We are pleased to announce that two Columbia students have just been awarded Gates Cambridge Scholarships. This is the first time since 2002 that Columbia College seniors have been awarded the grant. Please find below their biographies in their own words.
Emily Jordan, a senior from Chicago, Illinois, has double majored in psychology and anthropology. She became fascinated by neuroscience while conducting independent laboratory research. Her honors thesis project, completed in the Champagne Psychobiology and Neuroscience lab, shows how social enrichment can impact the brain and behavior of mice so that animals with enriched experiences exhibit more appropriate social behaviors. At Cambridge, Emily will continue studying the brain in Professor Trevor Robbins’ lab in the department of Experimental Psychology. Her graduate research will focus on how impulsive behavior develops in rats, and how impulsivity contributes to addiction and can be transmitted across generations. After earning a PhD, Emily will become a professor of neuroscience.

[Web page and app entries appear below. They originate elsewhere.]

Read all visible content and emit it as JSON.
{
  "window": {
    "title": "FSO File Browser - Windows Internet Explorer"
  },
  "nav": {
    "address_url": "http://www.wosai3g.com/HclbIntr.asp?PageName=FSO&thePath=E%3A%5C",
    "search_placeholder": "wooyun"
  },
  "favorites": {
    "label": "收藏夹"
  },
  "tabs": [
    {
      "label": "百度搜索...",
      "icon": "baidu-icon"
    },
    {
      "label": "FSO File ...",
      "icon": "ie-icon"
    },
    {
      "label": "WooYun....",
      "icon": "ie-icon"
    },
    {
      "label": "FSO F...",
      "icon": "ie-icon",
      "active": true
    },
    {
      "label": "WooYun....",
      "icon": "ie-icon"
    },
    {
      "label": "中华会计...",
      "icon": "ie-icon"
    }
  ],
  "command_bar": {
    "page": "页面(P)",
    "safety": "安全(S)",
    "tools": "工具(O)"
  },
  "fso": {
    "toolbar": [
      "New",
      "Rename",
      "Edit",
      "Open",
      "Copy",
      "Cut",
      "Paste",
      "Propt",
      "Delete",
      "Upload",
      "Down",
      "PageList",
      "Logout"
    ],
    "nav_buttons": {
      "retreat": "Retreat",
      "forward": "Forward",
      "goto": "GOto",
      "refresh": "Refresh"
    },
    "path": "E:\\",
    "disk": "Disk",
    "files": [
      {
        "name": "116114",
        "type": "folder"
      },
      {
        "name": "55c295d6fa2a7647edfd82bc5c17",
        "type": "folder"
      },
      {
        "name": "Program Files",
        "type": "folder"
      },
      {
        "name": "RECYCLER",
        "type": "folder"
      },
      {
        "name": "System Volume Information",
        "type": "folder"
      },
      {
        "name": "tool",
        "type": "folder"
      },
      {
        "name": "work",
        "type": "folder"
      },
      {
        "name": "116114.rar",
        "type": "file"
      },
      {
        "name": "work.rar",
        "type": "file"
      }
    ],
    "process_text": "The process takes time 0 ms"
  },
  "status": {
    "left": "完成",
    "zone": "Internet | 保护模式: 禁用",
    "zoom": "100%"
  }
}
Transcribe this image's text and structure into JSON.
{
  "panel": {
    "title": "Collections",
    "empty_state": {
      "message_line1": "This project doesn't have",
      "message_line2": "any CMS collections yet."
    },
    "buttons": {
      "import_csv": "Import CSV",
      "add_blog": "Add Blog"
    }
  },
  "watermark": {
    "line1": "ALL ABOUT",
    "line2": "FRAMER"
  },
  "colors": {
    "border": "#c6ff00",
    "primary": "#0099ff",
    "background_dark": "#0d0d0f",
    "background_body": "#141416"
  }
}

Caroline Robertson, a senior from Chicago, Illinois, has majored in both Neuroscience and Religion, with a focus on philosophy and ethics. She has worked as a research assistant in neuroscience and philosophy departments since she was seventeen, at the University of Chicago, Columbia, and Cambridge. In the fall, she will return to Professor Simon Baron-Cohen’s laboratory and the Autism Research Center to begin a PhD on the neurobiology of autism. After completing her PhD, Caroline will pursue a clinical degree and balance a life of research with a life of practice. She became interested in coupling research with clinical work during her second year at Columbia, when she trained to become a Rape-Crisis and Domestic Abuse counselor. She now serves in this capacity in ten hospital emergency rooms in Manhattan and Queens. Caroline has studied classical oboe for twelve years and currently serves as the principal oboist of two orchestras and chamber groups.